This year in honor of the International Transgender Day of Remembrance, we hear a personal account from PFLAG National Director of Policy Diego Sanchez:
Each November 20 marks The International Transgender Day of Remembrance, a date on which we ask the world to stop and note the disproportionate annual tally and tales of reported murders or other untimely deaths of transgender and gender non-conforming people globally. Each year, equally as disturbing as the number is the nuance, actually naming the severity of the attacks that generally exceed what would suffice as mortal force. View those being memorialized this year. You can see the most current information by following on Twitter.
This year for me is a landmark. It’s been 15 years since the brutal murder of Rita Hester, my Massachusetts African-American transsexual sister, whose 34-year-old dead body was found by police in her first-floor apartment in Allston on November 28, 1998, having succumbed after receiving more than 20 stab wounds in the chest. Her murder was casually investigated in 1998, having occurred shortly after the also-brutal murder of Matthew Shepard that led to vigils and a meaningful map-charting set of memorials from coast to coast. Rita’s murder investigation was quickly closed, reopened in 2006 at the request of her mother, but it remains unsolved.

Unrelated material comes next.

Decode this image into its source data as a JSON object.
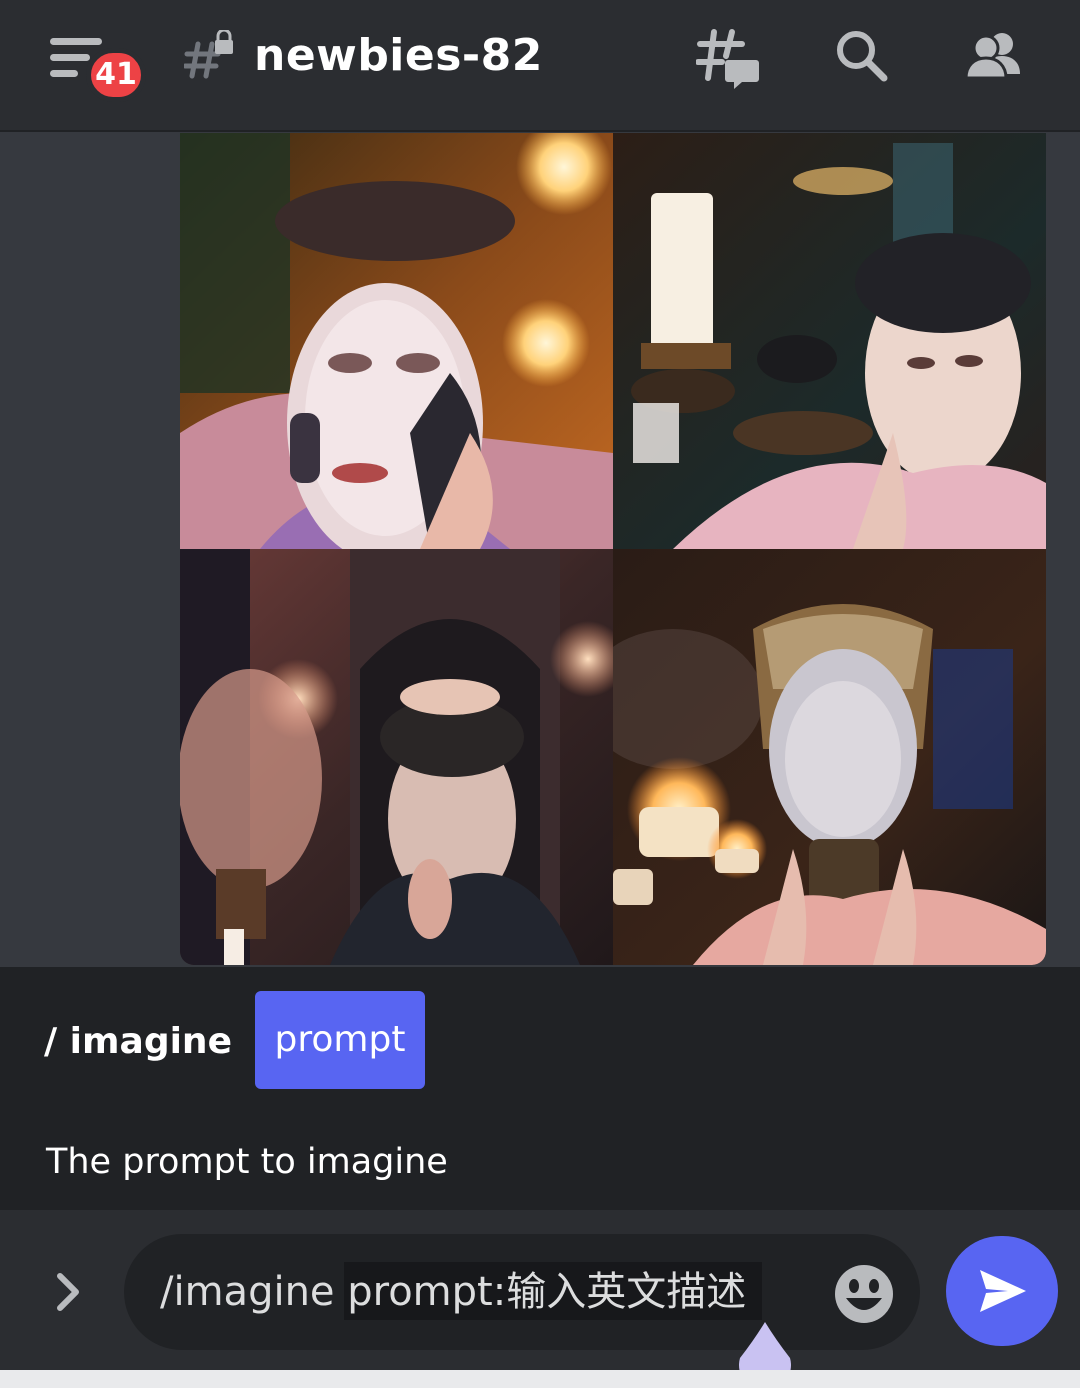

The nation didn’t immediately honor the memory and loss of the beautiful, always-smiling, intelligent, elegant Rita. She was gone, and the local Boston newspapers – mainstream and LGBT alike – misnamed and misidentifiedher even when asked not to, sloppily linking unfounded allegations about Rita alongside facts. The fact was that she was horridly murdered in her own home, and media reported it without care, respect or regard for her or for the transgender community, including those of us who were local and friends of hers. Then-budding trans activist Gunner Scott mobilized the Lesbian Avengers to picket the newspapers’ offices, and I, with my communications expertise, worked to get media to give Rita’s memory due respect.
We as a trans and ally community in Massachusetts came together differently than we ever had before. The juxtaposition of how each horrid murder was treated differently while occurring so close to each other in time –- Matthew’s embraced and mourned afterwards and Rita’s ignored with intentional disrespect -- was too much to take as water off a duck’s back. Even in our grief, we came together a week later to hold a vigil and procession in Allston, and we held a service at our LGBT and ally community haven, the historic Arlington Street Church, where Rev. Kim Crawford Harvie guided and comforted us with care and love as she always has and still does.
Longtime transgender activist and leader Nancy Nangeroniin 1998 wrote a touching tribute song titled In Memory of Rita that I consider standard fare for Transgender Day of Remembrance experience, and you can listen to and watch her video of it, produced by Nancy and her partnerGordene McKenzie.
For every year her health could endure, Rita’s mother joined us at the Boston TDOR event annually, and she spoke with love of Rita. There is no mistaking that mom’s love for her child and the pain of loss with which she lives, which you can hear captured in Nancy’s video tribute at the link above.
While each year we look at the long list of lost transgender and gender non-conforming people, read the names and how they died at the candlelight vigils and relive annually what familial loss feels like, there is light glowing at each candle’s end. That light is global because of one woman’s passion: Gwendolyn Ann Smith, a transgender columnist and writer in San Francisco, whose vision in 1999 transformed the commonly felt loss and lift in our community into what today is honored worldwide: The International Transgender Day of Remembrance. You can read more about and from Gwen.
Gwen organized a vigil in San Francisco one year after Rita died, named it the Transgender Day of Remembrance and began tallying the reported murders and other driven deaths of transgender people year-round. Transgender radio host and activist Ethan St. Pierre of Massachusetts, whose transgender aunt Deborah Forte was brutally murdered in 1995, picked up the gauntlet first with, and then from, Gwen and today, transgender writer and activist Marti Abernathy and he selflessly share the labor of loss and love with the world. Their work is what gives everyone who wishes a chance to honor our lost trans family memberswhile also celebrating our lives. It’s important to stop and sense the real fear with which so many, including me, live each day, wondering if when we will make it to return safely home, if we have one. It’s also powerful to honor the great work and emotional powering-through that Gwen, Ethan and Marti have endured so that no one, not one life, has to be forgotten and so that no life is lost in vain.